God is above time. And when it seems as though he's late, this is what we need to remember: God is never late. He's always on time. It's just that he keeps a different schedule than we do.
Solomon, the wisest man who ever lived, said, "Yet God has made everything beautiful for its own time. He has planted eternity in the human heart, but even so, people cannot see the whole scope of God's work from beginning to end" (Ecclesiastes 3:11 NLT).
In the New Testament we find an account of Jesus' disciples in which it appeared as though God had forgotten about his own children as they faced great challenges and difficulties. But in the end we see that God knew exactly what he was doing from the very beginning.
Jesus had just performed his most popular miracle to date: He fed 5,000 men, plus women and children. The multitudes had gathered to hear him teach, and then lunchtime rolled around.
People were hungry. There was a boy in the crowd who had some loaves and fishes, and Jesus miraculously multiplied that food. The disciples then distributed it to the large number of people who had gathered.
This was a popular miracle because everyone could personally benefit from it. People appreciated the fact that the deaf were hearing and the blind were seeing, but a free lunch? That was the kind of miracle they could really sink their teeth into.

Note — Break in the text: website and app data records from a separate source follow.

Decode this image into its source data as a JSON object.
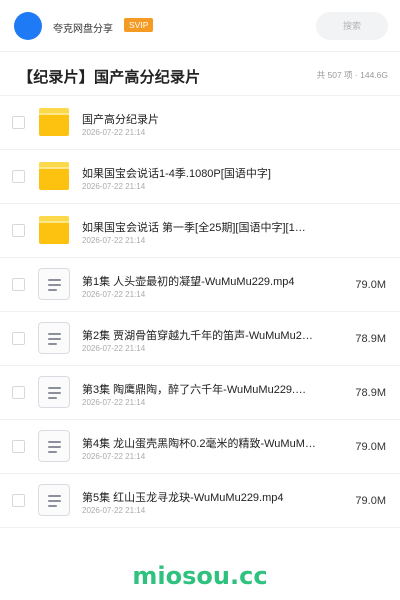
{
  "header": {
    "share_name": "夸克网盘分享",
    "badge": "SVIP",
    "search_placeholder": "搜索",
    "brand_color": "#1e7bf5",
    "badge_color": "#f59a23"
  },
  "page": {
    "title": "【纪录片】国产高分纪录片",
    "meta": "共 507 项 · 144.6G"
  },
  "files": [
    {
      "type": "folder",
      "icon": "folder-icon",
      "name": "国产高分纪录片",
      "date": "2026-07-22 21:14",
      "size": ""
    },
    {
      "type": "folder",
      "icon": "folder-icon",
      "name": "如果国宝会说话1-4季.1080P[国语中字]",
      "date": "2026-07-22 21:14",
      "size": ""
    },
    {
      "type": "folder",
      "icon": "folder-icon",
      "name": "如果国宝会说话 第一季[全25期][国语中字][1…",
      "date": "2026-07-22 21:14",
      "size": ""
    },
    {
      "type": "file",
      "icon": "document-icon",
      "name": "第1集 人头壶最初的凝望-WuMuMu229.mp4",
      "date": "2026-07-22 21:14",
      "size": "79.0M"
    },
    {
      "type": "file",
      "icon": "document-icon",
      "name": "第2集 贾湖骨笛穿越九千年的笛声-WuMuMu22…",
      "date": "2026-07-22 21:14",
      "size": "78.9M"
    },
    {
      "type": "file",
      "icon": "document-icon",
      "name": "第3集 陶鹰鼎陶，醉了六千年-WuMuMu229.…",
      "date": "2026-07-22 21:14",
      "size": "78.9M"
    },
    {
      "type": "file",
      "icon": "document-icon",
      "name": "第4集 龙山蛋壳黑陶杯0.2毫米的精致-WuMuM…",
      "date": "2026-07-22 21:14",
      "size": "79.0M"
    },
    {
      "type": "file",
      "icon": "document-icon",
      "name": "第5集 红山玉龙寻龙玦-WuMuMu229.mp4",
      "date": "2026-07-22 21:14",
      "size": "79.0M"
    }
  ],
  "watermark": "miosou.cc"
}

So right then and there, they decided they were going to crown Jesus as king – whether he liked it or not. Commenting on the same event, John's gospel said they sought to take him by force (see John 6:15).
They basically said, "We've unanimously elected you. Come and rule over us. And by the way, we like to have lunch around noon every day."
Jesus immediately could sense a problem developing, not only because these people had the wrong idea and were missing why he'd come, but also because he saw his disciples getting caught up in this euphoria and misdirection.
The disciples had a desire for positions of authority when Christ established his kingdom. He knew this could be too much for them, so he made them get into a boat and go to the other side of the Sea of Galilee.
This strongly suggests they initially were reluctant to do this. They didn't want to leave. And then, as they made their way across the sea, a severe storm came.
Meanwhile, Jesus went up to a mountain to pray. No doubt he was praying for his own disciples as they went across. He probably was praying with his eyes open as he kept a watchful eye on his disciples out in the middle of that storm on the Sea of Galilee.
Jesus never lost sight of the disciples as he was on the mountain and they were on the sea. They may have lost sight of him, but he never lost sight of them. Proverbs 15:23 tells us, "The Lord is watching everywhere, keeping his eye on both the evil and the good" (NLT).
Yet the storm only got worse, and the disciples were panicking. Then Jesus finally came to them, walking on the water. The Bible tells us it was the fourth watch of the night, which was about 3 in the morning. This means the disciples had been at sea for at least nine hours, most of that time in the fierce storm.
It also was the time just before dawn. Jesus came to them when it seemed as though he wasn't going to come at all.
Why did Jesus delay his arrival? If Jesus really loved them, why did he wait so long?
In the midst of tragedy or hardship or even death, we might ask the same. If Jesus really loves me, why did he let this happen?
Though we cannot see how a situation will end or why it has come upon us, we can know that it's controlled by him. God knows what he is doing. As you face your problems today, would it comfort you to know that Jesus is interceding for you at this very moment? Would it encourage you? Would it give you hope and strength?
That is what the Bible teaches. Romans 8:34 says, "Who then will condemn us? No one – for Christ Jesus died for us and was raised to life for us, and he is sitting in the place of honor at God's right hand, pleading for us" (NLT). Hebrews 7:25 tells us, "Therefore he is able, once and forever, to save those who come to God through him. He lives forever to intercede with God on their behalf" (NLT). Jesus is praying for you, just as he prayed for his disciples.
When we're going through life's storms, we may not feel his presence at a given moment. In fact, we may feel that he has abandoned us altogether. But he's always watching over us. We may lose sight of God, but he never loses sight of us.